#### [Problem requirements]
Please return the listing exactly, line for line.

[Dataset Boundary: Start]

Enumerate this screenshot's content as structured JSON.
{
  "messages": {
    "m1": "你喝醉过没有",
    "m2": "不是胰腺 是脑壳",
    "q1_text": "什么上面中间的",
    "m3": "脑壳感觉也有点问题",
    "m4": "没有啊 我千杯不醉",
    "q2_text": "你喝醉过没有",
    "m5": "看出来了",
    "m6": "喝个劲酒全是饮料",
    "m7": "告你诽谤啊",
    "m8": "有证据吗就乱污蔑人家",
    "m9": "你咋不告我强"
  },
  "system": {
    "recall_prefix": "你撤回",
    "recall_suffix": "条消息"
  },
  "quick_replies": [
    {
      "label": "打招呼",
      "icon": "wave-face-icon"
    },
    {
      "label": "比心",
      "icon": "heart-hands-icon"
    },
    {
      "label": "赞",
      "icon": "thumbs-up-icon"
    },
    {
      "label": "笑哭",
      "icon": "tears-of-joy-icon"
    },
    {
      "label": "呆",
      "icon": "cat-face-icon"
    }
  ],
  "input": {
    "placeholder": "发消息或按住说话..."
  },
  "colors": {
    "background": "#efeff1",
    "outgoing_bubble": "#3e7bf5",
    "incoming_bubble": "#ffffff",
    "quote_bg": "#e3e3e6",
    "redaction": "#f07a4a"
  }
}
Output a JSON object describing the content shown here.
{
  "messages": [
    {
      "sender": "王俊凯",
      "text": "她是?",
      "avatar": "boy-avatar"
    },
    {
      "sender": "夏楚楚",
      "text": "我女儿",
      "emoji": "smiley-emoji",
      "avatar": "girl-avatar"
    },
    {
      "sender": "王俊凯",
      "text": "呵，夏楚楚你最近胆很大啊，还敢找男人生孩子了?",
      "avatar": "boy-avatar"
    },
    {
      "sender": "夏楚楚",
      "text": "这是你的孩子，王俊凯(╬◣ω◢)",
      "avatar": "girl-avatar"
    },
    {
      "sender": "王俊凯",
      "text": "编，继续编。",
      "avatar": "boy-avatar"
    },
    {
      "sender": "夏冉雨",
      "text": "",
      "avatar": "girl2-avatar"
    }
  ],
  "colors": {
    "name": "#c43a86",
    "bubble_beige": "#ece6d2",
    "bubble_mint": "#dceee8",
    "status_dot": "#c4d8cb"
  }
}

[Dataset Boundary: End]

#### [Response to the exercise]
Enumerate this screenshot's content as structured JSON.
{
  "messages": {
    "m1": "你喝醉过没有",
    "m2": "不是胰腺 是脑壳",
    "q1_text": "什么上面中间的",
    "m3": "脑壳感觉也有点问题",
    "m4": "没有啊 我千杯不醉",
    "q2_text": "你喝醉过没有",
    "m5": "看出来了",
    "m6": "喝个劲酒全是饮料",
    "m7": "告你诽谤啊",
    "m8": "有证据吗就乱污蔑人家",
    "m9": "你咋不告我强"
  },
  "system": {
    "recall_prefix": "你撤回",
    "recall_suffix": "条消息"
  },
  "quick_replies": [
    {
      "label": "打招呼",
      "icon": "wave-face-icon"
    },
    {
      "label": "比心",
      "icon": "heart-hands-icon"
    },
    {
      "label": "赞",
      "icon": "thumbs-up-icon"
    },
    {
      "label": "笑哭",
      "icon": "tears-of-joy-icon"
    },
    {
      "label": "呆",
      "icon": "cat-face-icon"
    }
  ],
  "input": {
    "placeholder": "发消息或按住说话..."
  },
  "colors": {
    "background": "#efeff1",
    "outgoing_bubble": "#3e7bf5",
    "incoming_bubble": "#ffffff",
    "quote_bg": "#e3e3e6",
    "redaction": "#f07a4a"
  }
}
Output a JSON object describing the content shown here.
{
  "messages": [
    {
      "sender": "王俊凯",
      "text": "她是?",
      "avatar": "boy-avatar"
    },
    {
      "sender": "夏楚楚",
      "text": "我女儿",
      "emoji": "smiley-emoji",
      "avatar": "girl-avatar"
    },
    {
      "sender": "王俊凯",
      "text": "呵，夏楚楚你最近胆很大啊，还敢找男人生孩子了?",
      "avatar": "boy-avatar"
    },
    {
      "sender": "夏楚楚",
      "text": "这是你的孩子，王俊凯(╬◣ω◢)",
      "avatar": "girl-avatar"
    },
    {
      "sender": "王俊凯",
      "text": "编，继续编。",
      "avatar": "boy-avatar"
    },
    {
      "sender": "夏冉雨",
      "text": "",
      "avatar": "girl2-avatar"
    }
  ],
  "colors": {
    "name": "#c43a86",
    "bubble_beige": "#ece6d2",
    "bubble_mint": "#dceee8",
    "status_dot": "#c4d8cb"
  }
}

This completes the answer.